Is Ji Shi Teng 鸡屎藤 (a Chinese fever vine herb) able to ward off evil spirits? According to the older generation (like my mum and some of my older relatives), they all truly believe so! I first came across this Ji Shi Teng via listening to Mr Zhou’s Ghost Stories podcast on 13th May 2022.
Mr Zhou mentioned that his neighbour’s child was crying for ages so his mum went over to help out her neighbour. No matter how hard they tried to soothe the child, nothing could be done. So the elderly believed that it must be evil spirits surrounding the baby and ‘they’ were trying to scare the baby. Hence, someone instructed her (Mr Zhou’s mum, who took him along with her) to look for Ji Shi Teng. Then a small portion of the plant was placed near the baby’s pillow/toy (inside the yao lan/baby hammock). This plant gave out an awful smell and within a few hours, the baby stopped crying. It was said that due to the smell, this plant was able to ward off evil spirits. Do you believe this superstition? I do know that I can smell it from afar (bought it from fresh) and it was quite a strong woody smell!
My mum mentioned to me that my younger cousin used to cry for many hours of the day. She was not ill and didn’t have colic. Her mum was told by her elderly mum to find Ji Shi Teng. She then wrapped a small portion of the plant vines around my cousin’s limbs (her wrists and ankles). Soon after, my cousin did not cry any more. Do you think this was a coincidence or do the plants have a special power?
My mum said that once the plants dropped off from the child, the plant should never be worn back. Always get a fresh one to wrap the child for protection.
This is an example of how it was supposed to wrap on an ankle, according to my mum, demonstrated by myself.

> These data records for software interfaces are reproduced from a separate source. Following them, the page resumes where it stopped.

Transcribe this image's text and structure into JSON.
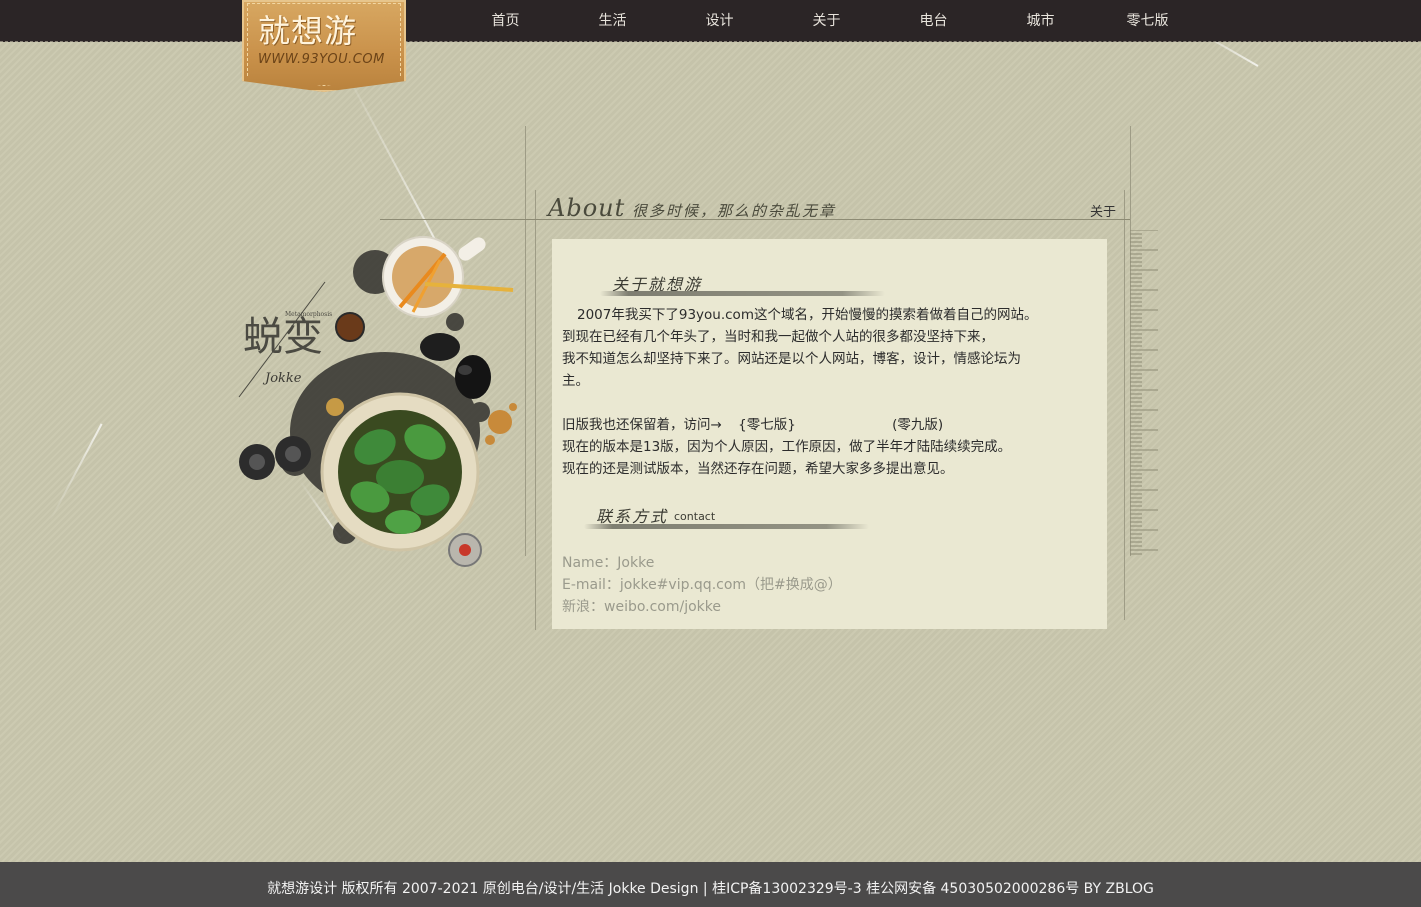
{
  "header": {
    "logo_title": "就想游",
    "logo_url": "WWW.93YOU.COM",
    "nav": [
      "首页",
      "生活",
      "设计",
      "关于",
      "电台",
      "城市",
      "零七版"
    ]
  },
  "collage": {
    "title": "蜕变",
    "subtitle": "Metamorphosis",
    "signature": "Jokke"
  },
  "about_header": {
    "title_en": "About",
    "title_cn": "很多时候，那么的杂乱无章",
    "corner_label": "关于"
  },
  "about": {
    "heading": "关于就想游",
    "lines": [
      "2007年我买下了93you.com这个域名，开始慢慢的摸索着做着自己的网站。",
      "到现在已经有几个年头了，当时和我一起做个人站的很多都没坚持下来，",
      "我不知道怎么却坚持下来了。网站还是以个人网站，博客，设计，情感论坛为",
      "主。"
    ],
    "old_version_prefix": "旧版我也还保留着，访问→",
    "old_version_link_1": "{零七版}",
    "old_version_link_2": "(零九版)",
    "lines2": [
      "现在的版本是13版，因为个人原因，工作原因，做了半年才陆陆续续完成。",
      "现在的还是测试版本，当然还存在问题，希望大家多多提出意见。"
    ]
  },
  "contact": {
    "heading": "联系方式",
    "heading_en": "contact",
    "name": "Name：Jokke",
    "email": "E-mail：jokke#vip.qq.com（把#换成@）",
    "weibo": "新浪：weibo.com/jokke"
  },
  "footer": {
    "text": "就想游设计 版权所有 2007-2021 原创电台/设计/生活 Jokke Design |     桂ICP备13002329号-3 桂公网安备 45030502000286号 BY ZBLOG"
  }
}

Back in the 80s and 90s, Ji Shi Teng, a climber plant can be found in many undeveloped green places in Singapore. It was grown freely and many knowledgeable people (older generation elderly) will know where to find it and how to use it. Some people will use the Ji Shi Teng to grind into liquid form to add into their Kuih (Chinese steamed cakes) like how people use pandan leaves to make pandan extract or coconut to make a kaya-flavoured paste. They said this herb was good for the body. My aunty told me that some people will boil it in a big pot of water to help relieve pain from arthritis by bathing with the water. There are so many uses for this Chinese herb. Please remember that I am not an expert on Traditional Chinese Medicine (TCM), so ask an expert before proceeding to use it.

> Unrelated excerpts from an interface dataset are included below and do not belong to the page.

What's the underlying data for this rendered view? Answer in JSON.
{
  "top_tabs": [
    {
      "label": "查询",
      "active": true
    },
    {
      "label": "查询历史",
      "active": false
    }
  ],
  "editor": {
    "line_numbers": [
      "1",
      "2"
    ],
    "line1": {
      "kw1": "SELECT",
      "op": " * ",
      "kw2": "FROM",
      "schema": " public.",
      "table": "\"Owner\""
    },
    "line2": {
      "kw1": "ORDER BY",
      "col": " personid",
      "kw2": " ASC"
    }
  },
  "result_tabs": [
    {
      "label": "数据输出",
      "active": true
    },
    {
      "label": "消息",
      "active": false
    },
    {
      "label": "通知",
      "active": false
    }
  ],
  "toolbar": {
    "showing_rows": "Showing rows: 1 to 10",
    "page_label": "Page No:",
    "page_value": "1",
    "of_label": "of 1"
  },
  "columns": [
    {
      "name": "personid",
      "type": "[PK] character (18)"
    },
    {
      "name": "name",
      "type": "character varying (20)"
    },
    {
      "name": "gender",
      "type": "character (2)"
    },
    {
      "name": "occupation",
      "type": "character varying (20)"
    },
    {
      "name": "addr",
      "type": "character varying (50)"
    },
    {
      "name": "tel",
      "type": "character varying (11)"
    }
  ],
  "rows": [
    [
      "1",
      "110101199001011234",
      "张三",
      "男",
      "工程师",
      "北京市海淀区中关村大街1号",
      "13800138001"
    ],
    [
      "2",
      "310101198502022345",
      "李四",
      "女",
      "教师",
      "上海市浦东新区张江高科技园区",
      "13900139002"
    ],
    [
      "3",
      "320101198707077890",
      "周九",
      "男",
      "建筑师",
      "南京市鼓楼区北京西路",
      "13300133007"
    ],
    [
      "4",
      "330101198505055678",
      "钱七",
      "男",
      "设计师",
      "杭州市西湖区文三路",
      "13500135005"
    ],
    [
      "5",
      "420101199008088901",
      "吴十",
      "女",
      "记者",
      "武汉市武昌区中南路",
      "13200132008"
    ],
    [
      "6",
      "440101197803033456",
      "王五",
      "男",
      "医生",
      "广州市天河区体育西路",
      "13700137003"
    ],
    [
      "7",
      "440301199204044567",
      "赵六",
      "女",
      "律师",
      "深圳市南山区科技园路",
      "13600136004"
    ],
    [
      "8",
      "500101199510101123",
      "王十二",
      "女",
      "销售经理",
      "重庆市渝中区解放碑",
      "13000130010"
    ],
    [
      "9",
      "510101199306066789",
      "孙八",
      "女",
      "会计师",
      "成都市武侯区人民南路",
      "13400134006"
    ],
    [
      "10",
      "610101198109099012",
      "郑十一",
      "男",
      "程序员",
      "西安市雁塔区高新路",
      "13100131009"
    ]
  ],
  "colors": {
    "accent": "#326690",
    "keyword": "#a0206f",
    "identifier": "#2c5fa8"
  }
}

As for these days, if you are looking for Ji Shi Teng, you can buy it fresh or dried from Chinatown TCM shops, in Singapore, if you know how to use it!

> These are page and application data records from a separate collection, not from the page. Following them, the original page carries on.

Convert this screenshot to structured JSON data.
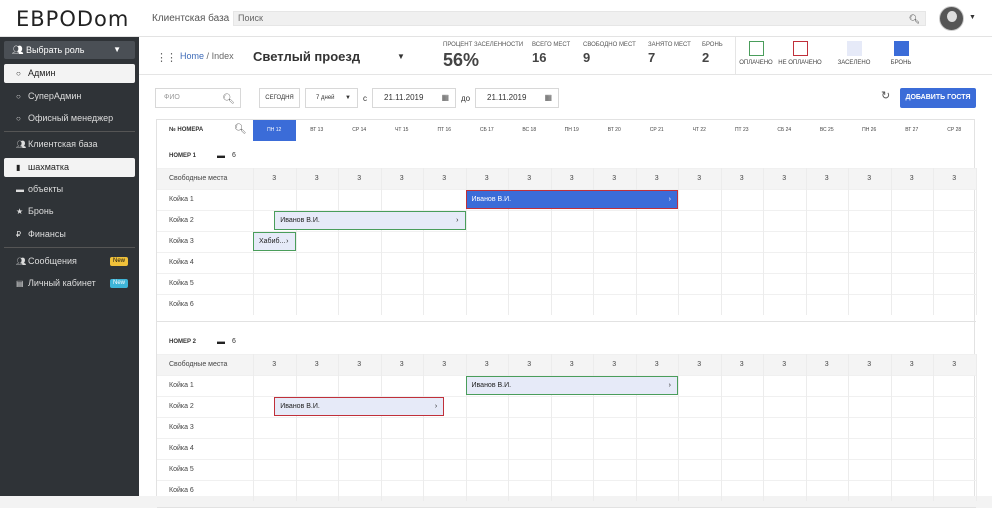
{
  "top": {
    "logo": "ЕВРОDom",
    "crm": "Клиентская база",
    "search_placeholder": "Поиск"
  },
  "sidebar": {
    "role_label": "Выбрать роль",
    "items": [
      {
        "label": "Админ",
        "icon": "circle-icon"
      },
      {
        "label": "СуперАдмин",
        "icon": "circle-icon"
      },
      {
        "label": "Офисный менеджер",
        "icon": "circle-icon"
      },
      {
        "label": "Клиентская база",
        "icon": "users-icon"
      },
      {
        "label": "шахматка",
        "icon": "file-icon"
      },
      {
        "label": "объекты",
        "icon": "bed-icon"
      },
      {
        "label": "Бронь",
        "icon": "star-icon"
      },
      {
        "label": "Финансы",
        "icon": "ruble-icon"
      },
      {
        "label": "Сообщения",
        "icon": "users-icon",
        "badge": "New"
      },
      {
        "label": "Личный кабинет",
        "icon": "id-card-icon",
        "badge": "New"
      }
    ]
  },
  "header": {
    "breadcrumb_home": "Home",
    "breadcrumb_sep": "/",
    "breadcrumb_current": "Index",
    "title": "Светлый проезд",
    "stats": [
      {
        "label": "ПРОЦЕНТ ЗАСЕЛЕННОСТИ",
        "value": "56%"
      },
      {
        "label": "ВСЕГО МЕСТ",
        "value": "16"
      },
      {
        "label": "СВОБОДНО МЕСТ",
        "value": "9"
      },
      {
        "label": "ЗАНЯТО МЕСТ",
        "value": "7"
      },
      {
        "label": "БРОНЬ",
        "value": "2"
      }
    ],
    "legend": [
      {
        "label": "ОПЛАЧЕНО",
        "border": "#4a9d5b",
        "fill": "#ffffff"
      },
      {
        "label": "НЕ ОПЛАЧЕНО",
        "border": "#c0303a",
        "fill": "#ffffff"
      },
      {
        "label": "ЗАСЕЛЕНО",
        "border": "#e6eaf8",
        "fill": "#e6eaf8"
      },
      {
        "label": "БРОНЬ",
        "border": "#3b6cd8",
        "fill": "#3b6cd8"
      }
    ]
  },
  "filters": {
    "fio_placeholder": "ФИО",
    "today_label": "СЕГОДНЯ",
    "period_value": "7 дней",
    "from_label": "с",
    "from_date": "21.11.2019",
    "to_label": "до",
    "to_date": "21.11.2019",
    "add_guest": "ДОБАВИТЬ ГОСТЯ"
  },
  "grid": {
    "number_header": "№ НОМЕРА",
    "days": [
      "ПН 12",
      "ВТ 13",
      "СР 14",
      "ЧТ 15",
      "ПТ 16",
      "СБ 17",
      "ВС 18",
      "ПН 19",
      "ВТ 20",
      "СР 21",
      "ЧТ 22",
      "ПТ 23",
      "СБ 24",
      "ВС 25",
      "ПН 26",
      "ВТ 27",
      "СР 28"
    ],
    "today_index": 0,
    "free_label": "Свободные места",
    "rooms": [
      {
        "title": "НОМЕР 1",
        "capacity": "6",
        "free": [
          "3",
          "3",
          "3",
          "3",
          "3",
          "3",
          "3",
          "3",
          "3",
          "3",
          "3",
          "3",
          "3",
          "3",
          "3",
          "3",
          "3"
        ],
        "beds": [
          "Койка 1",
          "Койка 2",
          "Койка 3",
          "Койка 4",
          "Койка 5",
          "Койка 6"
        ],
        "bookings": [
          {
            "bed": 0,
            "start": 5,
            "end": 10,
            "name": "Иванов В.И.",
            "status": "reserved-unpaid"
          },
          {
            "bed": 1,
            "start": 0.5,
            "end": 5,
            "name": "Иванов В.И.",
            "status": "settled-paid"
          },
          {
            "bed": 2,
            "start": 0,
            "end": 1,
            "name": "Хабиб...",
            "status": "settled-paid"
          }
        ]
      },
      {
        "title": "НОМЕР 2",
        "capacity": "6",
        "free": [
          "3",
          "3",
          "3",
          "3",
          "3",
          "3",
          "3",
          "3",
          "3",
          "3",
          "3",
          "3",
          "3",
          "3",
          "3",
          "3",
          "3"
        ],
        "beds": [
          "Койка 1",
          "Койка 2",
          "Койка 3",
          "Койка 4",
          "Койка 5",
          "Койка 6"
        ],
        "bookings": [
          {
            "bed": 0,
            "start": 5,
            "end": 10,
            "name": "Иванов В.И.",
            "status": "settled-paid"
          },
          {
            "bed": 1,
            "start": 0.5,
            "end": 4.5,
            "name": "Иванов В.И.",
            "status": "settled-unpaid"
          }
        ]
      }
    ]
  }
}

Do you know how to identify Ji Shi Teng? According to my mum, it is a climber plant and it has two leaves on each stem. To be honest, I would have no clue even if I saw it with my own eyes. It is not easy to identify. What do you think of this herb? Do you believe it will ward off evil spirits?